*** Block opens ***

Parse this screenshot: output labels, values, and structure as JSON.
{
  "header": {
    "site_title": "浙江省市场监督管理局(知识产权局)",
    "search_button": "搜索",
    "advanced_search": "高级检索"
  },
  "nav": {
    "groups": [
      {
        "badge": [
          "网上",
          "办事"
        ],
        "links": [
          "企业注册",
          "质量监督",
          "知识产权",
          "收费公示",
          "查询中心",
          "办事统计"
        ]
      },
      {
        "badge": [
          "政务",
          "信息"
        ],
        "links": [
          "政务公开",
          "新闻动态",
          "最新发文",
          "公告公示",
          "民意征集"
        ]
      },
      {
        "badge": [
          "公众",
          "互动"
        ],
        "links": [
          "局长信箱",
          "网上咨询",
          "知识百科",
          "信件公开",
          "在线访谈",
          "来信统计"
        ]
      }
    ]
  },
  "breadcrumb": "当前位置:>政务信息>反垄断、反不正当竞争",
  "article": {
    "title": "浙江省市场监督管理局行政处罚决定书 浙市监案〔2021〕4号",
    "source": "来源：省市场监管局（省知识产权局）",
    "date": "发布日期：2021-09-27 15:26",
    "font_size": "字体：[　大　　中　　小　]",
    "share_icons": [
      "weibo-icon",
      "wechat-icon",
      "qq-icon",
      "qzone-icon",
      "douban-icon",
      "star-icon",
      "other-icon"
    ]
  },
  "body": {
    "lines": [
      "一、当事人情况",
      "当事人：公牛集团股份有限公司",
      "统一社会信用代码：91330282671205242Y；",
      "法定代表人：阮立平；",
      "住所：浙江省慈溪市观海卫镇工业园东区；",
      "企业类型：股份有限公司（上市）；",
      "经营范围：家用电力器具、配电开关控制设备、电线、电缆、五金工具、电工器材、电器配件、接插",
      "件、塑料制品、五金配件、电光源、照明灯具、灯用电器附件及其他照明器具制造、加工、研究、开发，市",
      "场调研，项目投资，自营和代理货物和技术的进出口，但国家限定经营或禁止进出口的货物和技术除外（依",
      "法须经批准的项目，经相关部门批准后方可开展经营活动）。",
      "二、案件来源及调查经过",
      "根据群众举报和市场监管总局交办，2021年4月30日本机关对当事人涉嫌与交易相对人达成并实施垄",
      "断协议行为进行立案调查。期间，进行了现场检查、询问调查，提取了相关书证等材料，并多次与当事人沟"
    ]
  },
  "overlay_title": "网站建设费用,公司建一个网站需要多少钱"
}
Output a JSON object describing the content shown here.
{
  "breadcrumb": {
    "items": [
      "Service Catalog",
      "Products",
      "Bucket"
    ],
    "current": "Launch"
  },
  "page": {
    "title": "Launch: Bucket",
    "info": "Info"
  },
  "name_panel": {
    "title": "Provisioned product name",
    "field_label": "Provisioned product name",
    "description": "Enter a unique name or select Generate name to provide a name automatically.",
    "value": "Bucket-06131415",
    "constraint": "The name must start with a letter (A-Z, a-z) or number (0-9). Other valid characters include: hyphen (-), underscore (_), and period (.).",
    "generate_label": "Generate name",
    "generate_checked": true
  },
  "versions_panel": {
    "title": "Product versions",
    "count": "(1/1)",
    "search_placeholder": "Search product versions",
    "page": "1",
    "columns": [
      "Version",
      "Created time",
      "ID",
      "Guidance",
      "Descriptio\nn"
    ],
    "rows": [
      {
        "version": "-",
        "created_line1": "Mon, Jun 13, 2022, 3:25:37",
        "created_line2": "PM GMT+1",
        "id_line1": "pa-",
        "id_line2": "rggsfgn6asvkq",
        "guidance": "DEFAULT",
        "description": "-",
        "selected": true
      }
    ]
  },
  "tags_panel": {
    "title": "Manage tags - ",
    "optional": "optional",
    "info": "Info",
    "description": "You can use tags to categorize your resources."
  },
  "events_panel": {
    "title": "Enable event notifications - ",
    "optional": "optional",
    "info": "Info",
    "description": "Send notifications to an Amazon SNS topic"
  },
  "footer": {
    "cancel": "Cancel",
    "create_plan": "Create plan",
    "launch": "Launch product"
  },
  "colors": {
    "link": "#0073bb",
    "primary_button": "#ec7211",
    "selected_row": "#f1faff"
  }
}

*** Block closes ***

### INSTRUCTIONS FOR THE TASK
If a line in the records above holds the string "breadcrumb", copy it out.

### SOLUTION
  "breadcrumb": "当前位置:>政务信息>反垄断、反不正当竞争",
  "breadcrumb": {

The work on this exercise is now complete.